T Cells and Cell Mediated ImmunityAntigens that stimulate this response are mainly intracellular.Requires constant presence of antigen to remain effective.Unlike humoral immunity, cell mediated immunity is not transferred to the fetus.Cytokines: Chemical messengers of immune cells.– Over 100 have been identified.– Stimulate and/or regulate immune responses. • Interleukins: Communication between WBCs.
T Cells and Cell Mediated ImmunityCellular Components of Immunity:– T cells are key cellular component of immunity.– T cells have an antigen receptor that recognizes and reacts to a specific antigen (T cell receptor).– T cell receptor only recognize antigens combined with major histocompatability (MHC) proteins on the surface of cells. • MHC Class I: Found on all cells. • MHC Class II: Found on phagocytes.– Clonal selection increases number of T cells.
T Cells Only Recognize AntigenAssociated with MHC Molecules on Cell Surfaces
T Cells and Cell Mediated ImmunityTypes of T cells1. T Helper (TH) Cells: Central role in immune response. • Most are CD4+ • Recognize antigen on the surface of antigen presenting cells (e.g.: macrophage). • Activate macrophages • Induce formation of cytotoxic T cells • Stimulate B cells to produce antibodies.
Types of T cells (Continued)2. Cytotoxic T (Tc) Cells: Destroy target cells. • Most are CD4 negative (CD4 -). • Recognize antigens on the surface of all cells: – Kill host cells that are infected with viruses or bacteria. – Recognize and kill cancer cells. – Recognize and destroy transplanted tissue. • Release protein called perforin which forms a pore in target cell, causing lysis of infected cells. • Undergo apoptosis when stimulating antigen is gone.
Types of T cells (Continued)3. Delayed Hypersensitivity T (TD) Cells: Mostly T helper and a few cytotoxic T cells that are involved in some allergic reactions (poison ivy) and rejection of transplanted tissue.4. T Suppressor (Ts) Cells: May shut down immune response.
Nonspecific CellularComponents1. Activated Macrophages: Stimulated phagocytes. • Stimulated by ingestion of antigen • Larger and more effective phagocytes. • Enhanced ability to eliminate intracellular bacteria, virus-infected and cancerous cells.2. Natural Killer (NK) Cells: • Lymphocytes that destroy virus infected and tumor cells. • Not specific.

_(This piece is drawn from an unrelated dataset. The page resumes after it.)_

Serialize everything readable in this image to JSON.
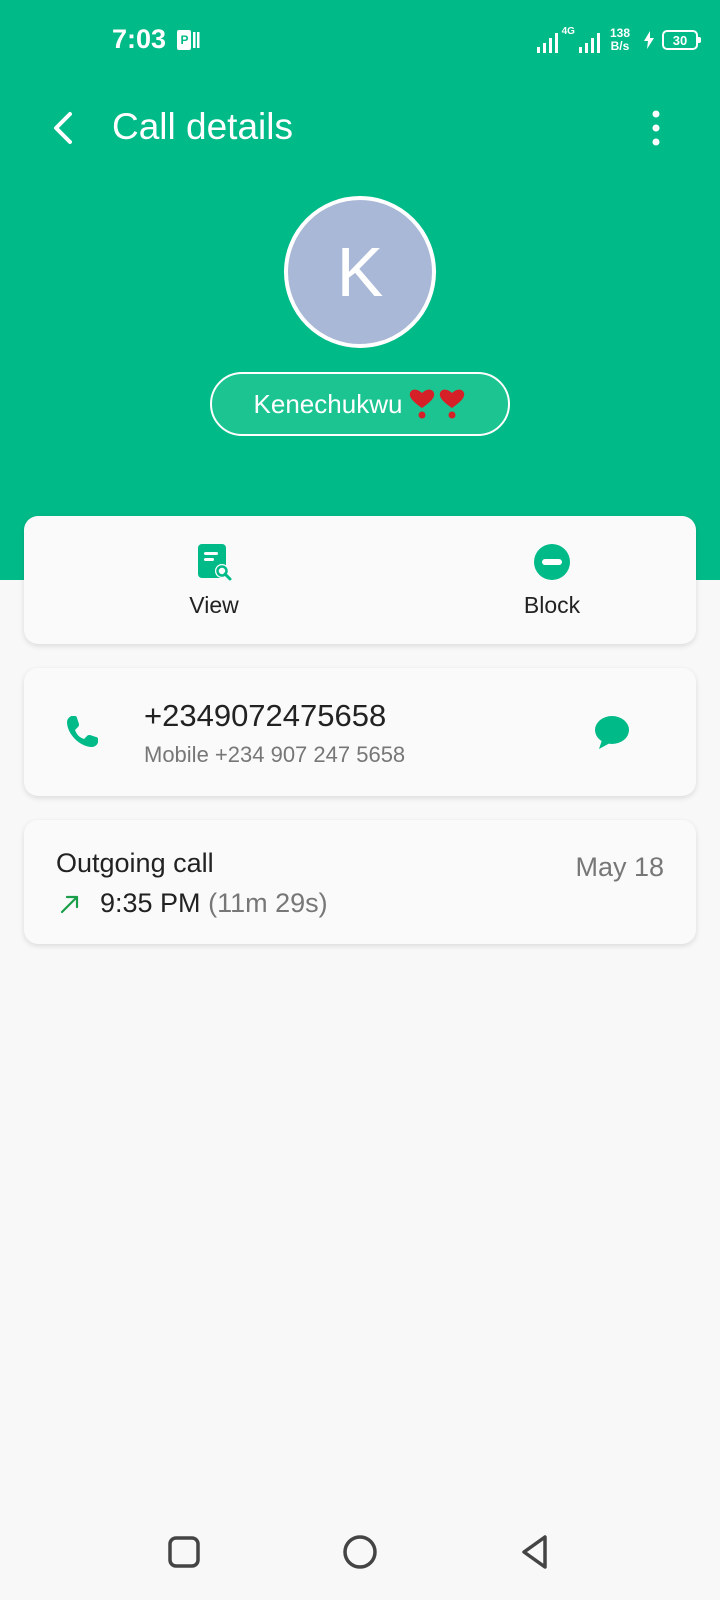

Don’t require antigen stimulation. • Not phagocytic, but must contact cell in order to lyse it.
Relationship Between Cell-Mediated and Humoral Immunity1. Antibody ProductionT-Dependent Antigens: – Antibody production requires assistance from T helper cells. – A macrophage cells ingest antigen and presents it to TH cell. – TH cell stimulates B cells specific for antigen to become plasma cells. – Antigens are mainly proteins on viruses, bacteria, foreign red blood cells, and hapten-carrier molecules.T-Independent Antigens:
Relationship Between Cell-Mediated and Humoral Immunity2. Antibody Dependent Cell Mediated Cytotoxicity – Target cell is covered with antibodies, leaving Fc portion sticking outwards. – Natural killer and other nonspecific cells that have receptors for Fc region are stimulated to kill targeted cells. – Target organism is lysed by substances secreted by attacking cells. –